- Assigned task -
Please report, as a single number with no other text, how many lines of the listing contain "this".
== Segment start ==
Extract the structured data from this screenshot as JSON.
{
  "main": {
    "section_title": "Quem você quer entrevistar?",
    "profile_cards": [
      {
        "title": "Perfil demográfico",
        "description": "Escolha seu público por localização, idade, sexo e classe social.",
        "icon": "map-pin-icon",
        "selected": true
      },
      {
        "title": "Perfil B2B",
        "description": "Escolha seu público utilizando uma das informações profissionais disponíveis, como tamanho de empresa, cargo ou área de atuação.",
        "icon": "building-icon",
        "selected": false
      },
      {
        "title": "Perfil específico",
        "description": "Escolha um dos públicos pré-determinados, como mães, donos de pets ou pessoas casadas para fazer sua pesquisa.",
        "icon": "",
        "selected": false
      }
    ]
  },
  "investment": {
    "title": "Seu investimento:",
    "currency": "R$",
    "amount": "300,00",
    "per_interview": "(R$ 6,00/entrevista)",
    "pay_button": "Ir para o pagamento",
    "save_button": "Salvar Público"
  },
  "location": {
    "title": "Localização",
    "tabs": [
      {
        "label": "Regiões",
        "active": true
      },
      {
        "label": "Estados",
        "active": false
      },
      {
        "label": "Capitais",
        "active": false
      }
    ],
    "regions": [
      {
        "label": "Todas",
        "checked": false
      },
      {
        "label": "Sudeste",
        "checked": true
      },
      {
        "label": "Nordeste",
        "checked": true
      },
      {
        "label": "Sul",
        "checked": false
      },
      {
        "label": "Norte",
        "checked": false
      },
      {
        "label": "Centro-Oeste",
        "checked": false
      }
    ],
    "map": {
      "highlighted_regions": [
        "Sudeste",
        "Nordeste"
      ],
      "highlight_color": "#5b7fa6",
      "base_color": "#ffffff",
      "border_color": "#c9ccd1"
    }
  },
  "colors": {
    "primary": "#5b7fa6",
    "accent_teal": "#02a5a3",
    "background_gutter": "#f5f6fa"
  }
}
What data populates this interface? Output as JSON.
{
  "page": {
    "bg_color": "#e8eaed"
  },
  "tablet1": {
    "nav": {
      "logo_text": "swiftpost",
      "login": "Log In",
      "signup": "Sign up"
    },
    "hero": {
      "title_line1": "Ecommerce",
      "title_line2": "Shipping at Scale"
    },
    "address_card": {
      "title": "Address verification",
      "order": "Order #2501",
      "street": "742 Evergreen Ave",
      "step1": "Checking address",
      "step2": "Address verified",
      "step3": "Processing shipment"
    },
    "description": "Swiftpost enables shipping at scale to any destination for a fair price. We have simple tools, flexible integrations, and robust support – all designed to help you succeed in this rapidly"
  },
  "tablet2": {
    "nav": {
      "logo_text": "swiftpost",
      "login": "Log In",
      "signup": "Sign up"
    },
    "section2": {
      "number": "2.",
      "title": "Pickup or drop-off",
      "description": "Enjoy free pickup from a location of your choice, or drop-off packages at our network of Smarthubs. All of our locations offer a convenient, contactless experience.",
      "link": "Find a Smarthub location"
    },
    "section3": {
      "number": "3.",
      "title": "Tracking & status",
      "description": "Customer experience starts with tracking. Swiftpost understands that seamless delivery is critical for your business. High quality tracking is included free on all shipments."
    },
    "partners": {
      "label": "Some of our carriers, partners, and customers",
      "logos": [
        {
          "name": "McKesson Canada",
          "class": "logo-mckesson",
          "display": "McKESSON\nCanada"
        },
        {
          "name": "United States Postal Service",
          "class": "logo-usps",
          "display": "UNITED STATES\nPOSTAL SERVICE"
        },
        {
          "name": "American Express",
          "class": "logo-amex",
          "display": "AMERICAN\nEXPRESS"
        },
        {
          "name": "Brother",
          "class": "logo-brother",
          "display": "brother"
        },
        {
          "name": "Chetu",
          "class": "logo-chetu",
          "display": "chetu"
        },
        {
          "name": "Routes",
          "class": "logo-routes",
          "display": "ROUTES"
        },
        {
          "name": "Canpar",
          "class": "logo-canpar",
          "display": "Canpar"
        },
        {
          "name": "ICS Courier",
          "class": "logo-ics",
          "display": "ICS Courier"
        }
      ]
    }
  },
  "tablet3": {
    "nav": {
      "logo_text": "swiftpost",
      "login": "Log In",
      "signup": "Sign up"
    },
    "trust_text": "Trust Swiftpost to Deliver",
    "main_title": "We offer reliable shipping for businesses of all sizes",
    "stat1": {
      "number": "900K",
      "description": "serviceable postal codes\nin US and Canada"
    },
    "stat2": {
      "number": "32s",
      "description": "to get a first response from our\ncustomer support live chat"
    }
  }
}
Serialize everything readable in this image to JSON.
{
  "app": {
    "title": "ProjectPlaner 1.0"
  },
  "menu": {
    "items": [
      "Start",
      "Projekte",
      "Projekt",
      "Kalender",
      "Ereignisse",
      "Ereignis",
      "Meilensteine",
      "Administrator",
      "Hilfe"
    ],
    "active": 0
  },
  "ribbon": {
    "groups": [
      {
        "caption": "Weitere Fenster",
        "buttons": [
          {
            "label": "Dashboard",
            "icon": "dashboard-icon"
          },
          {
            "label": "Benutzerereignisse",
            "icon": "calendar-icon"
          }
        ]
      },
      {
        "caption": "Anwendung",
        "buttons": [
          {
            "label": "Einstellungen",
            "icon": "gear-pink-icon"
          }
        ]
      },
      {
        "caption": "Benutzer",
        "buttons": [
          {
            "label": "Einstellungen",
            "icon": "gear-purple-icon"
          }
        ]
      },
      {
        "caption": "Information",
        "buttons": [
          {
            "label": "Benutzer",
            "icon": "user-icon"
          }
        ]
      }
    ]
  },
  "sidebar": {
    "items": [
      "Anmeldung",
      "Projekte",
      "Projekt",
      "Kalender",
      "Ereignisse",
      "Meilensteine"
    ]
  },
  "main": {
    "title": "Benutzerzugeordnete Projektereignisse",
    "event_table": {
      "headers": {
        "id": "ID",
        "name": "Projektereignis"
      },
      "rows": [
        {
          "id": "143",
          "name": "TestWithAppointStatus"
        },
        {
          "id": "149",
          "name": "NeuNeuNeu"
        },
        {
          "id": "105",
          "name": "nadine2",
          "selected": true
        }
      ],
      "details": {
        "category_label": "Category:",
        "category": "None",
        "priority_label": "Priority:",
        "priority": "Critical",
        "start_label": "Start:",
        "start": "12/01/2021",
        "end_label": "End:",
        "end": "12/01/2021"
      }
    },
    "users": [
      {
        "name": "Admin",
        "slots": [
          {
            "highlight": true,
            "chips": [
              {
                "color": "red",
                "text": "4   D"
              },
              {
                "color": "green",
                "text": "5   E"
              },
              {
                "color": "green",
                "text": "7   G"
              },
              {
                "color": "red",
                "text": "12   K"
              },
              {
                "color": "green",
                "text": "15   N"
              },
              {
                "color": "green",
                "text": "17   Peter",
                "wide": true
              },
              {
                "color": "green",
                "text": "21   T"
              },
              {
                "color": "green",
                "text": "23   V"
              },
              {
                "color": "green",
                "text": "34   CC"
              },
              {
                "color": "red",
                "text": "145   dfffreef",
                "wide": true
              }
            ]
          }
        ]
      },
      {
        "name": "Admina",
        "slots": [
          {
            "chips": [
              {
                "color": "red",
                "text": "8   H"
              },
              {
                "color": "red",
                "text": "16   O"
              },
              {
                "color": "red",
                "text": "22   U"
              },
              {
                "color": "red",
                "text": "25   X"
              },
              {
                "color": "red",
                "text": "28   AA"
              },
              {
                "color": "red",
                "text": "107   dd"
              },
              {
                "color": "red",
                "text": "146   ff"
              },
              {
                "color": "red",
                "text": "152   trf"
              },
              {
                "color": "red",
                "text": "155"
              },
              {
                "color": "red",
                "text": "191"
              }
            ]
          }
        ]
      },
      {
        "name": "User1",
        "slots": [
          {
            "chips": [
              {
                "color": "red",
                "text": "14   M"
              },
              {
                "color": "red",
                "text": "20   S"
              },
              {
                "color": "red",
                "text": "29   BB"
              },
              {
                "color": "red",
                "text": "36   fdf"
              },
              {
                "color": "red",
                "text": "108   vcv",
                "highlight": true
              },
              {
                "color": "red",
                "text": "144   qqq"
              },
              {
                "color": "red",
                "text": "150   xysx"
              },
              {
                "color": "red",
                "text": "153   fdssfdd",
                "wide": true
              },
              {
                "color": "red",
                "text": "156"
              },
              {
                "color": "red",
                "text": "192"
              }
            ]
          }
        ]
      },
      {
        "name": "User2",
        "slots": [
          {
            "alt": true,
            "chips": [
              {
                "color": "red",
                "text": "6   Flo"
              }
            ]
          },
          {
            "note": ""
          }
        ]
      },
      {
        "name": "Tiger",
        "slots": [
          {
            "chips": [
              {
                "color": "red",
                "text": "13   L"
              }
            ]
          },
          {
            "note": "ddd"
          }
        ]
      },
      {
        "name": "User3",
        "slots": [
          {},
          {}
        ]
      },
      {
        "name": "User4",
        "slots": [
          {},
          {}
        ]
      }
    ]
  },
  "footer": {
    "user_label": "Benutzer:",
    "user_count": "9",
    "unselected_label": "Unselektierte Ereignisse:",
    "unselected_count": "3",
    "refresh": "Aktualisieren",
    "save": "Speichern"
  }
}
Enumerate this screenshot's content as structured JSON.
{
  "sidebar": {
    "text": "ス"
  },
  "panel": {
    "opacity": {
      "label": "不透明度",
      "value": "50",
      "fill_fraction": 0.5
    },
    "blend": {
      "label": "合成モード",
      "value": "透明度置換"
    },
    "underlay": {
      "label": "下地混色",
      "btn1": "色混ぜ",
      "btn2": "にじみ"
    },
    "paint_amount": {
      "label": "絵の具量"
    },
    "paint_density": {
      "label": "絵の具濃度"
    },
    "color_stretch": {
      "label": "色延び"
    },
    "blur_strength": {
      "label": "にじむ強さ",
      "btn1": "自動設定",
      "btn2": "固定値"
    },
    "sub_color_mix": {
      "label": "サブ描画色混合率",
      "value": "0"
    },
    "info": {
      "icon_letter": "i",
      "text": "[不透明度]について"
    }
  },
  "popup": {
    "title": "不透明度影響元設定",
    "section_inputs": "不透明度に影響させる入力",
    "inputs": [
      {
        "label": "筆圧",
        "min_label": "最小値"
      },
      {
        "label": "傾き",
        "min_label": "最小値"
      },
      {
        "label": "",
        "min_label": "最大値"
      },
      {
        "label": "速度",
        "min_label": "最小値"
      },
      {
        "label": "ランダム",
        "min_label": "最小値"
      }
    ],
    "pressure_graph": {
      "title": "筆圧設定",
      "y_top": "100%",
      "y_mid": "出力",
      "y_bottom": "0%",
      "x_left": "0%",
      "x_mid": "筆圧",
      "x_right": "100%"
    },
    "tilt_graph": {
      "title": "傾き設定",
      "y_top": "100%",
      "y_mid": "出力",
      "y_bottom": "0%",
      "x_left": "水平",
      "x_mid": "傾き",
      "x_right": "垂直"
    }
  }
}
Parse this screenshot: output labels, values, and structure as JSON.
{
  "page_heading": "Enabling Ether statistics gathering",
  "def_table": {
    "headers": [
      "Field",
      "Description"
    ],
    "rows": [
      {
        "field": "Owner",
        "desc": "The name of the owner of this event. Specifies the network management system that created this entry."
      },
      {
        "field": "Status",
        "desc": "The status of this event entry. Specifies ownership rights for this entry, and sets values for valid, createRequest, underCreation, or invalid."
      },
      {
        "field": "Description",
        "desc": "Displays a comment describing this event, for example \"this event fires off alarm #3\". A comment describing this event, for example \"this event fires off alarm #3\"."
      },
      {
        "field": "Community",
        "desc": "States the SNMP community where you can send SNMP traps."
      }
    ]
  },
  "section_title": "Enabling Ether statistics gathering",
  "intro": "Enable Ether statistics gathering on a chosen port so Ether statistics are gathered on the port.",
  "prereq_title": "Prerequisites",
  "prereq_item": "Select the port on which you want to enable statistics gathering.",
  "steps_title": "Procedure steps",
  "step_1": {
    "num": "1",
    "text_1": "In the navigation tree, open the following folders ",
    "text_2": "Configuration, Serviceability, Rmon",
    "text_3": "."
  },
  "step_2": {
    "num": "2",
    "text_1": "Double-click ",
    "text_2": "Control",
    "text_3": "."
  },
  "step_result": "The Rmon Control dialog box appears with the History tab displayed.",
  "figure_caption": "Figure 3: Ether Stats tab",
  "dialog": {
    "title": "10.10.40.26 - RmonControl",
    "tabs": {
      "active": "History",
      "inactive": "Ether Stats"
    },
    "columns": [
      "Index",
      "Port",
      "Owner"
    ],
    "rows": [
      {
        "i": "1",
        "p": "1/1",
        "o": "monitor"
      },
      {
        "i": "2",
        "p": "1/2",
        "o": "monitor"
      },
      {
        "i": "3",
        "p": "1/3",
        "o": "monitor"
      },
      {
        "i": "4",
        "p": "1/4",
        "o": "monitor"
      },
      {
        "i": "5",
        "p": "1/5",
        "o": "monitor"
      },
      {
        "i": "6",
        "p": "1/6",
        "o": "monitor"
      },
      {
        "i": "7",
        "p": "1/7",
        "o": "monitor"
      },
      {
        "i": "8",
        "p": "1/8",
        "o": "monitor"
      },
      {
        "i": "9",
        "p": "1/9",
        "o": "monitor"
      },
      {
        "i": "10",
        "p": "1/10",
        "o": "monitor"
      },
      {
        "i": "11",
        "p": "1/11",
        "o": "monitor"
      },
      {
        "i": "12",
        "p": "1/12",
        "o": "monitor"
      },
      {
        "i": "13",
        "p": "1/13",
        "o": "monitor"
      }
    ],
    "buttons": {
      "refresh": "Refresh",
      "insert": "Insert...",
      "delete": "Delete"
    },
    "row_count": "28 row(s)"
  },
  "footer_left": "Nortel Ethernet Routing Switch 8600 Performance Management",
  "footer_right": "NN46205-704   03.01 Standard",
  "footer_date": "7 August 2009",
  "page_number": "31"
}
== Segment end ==
- Your solution -
9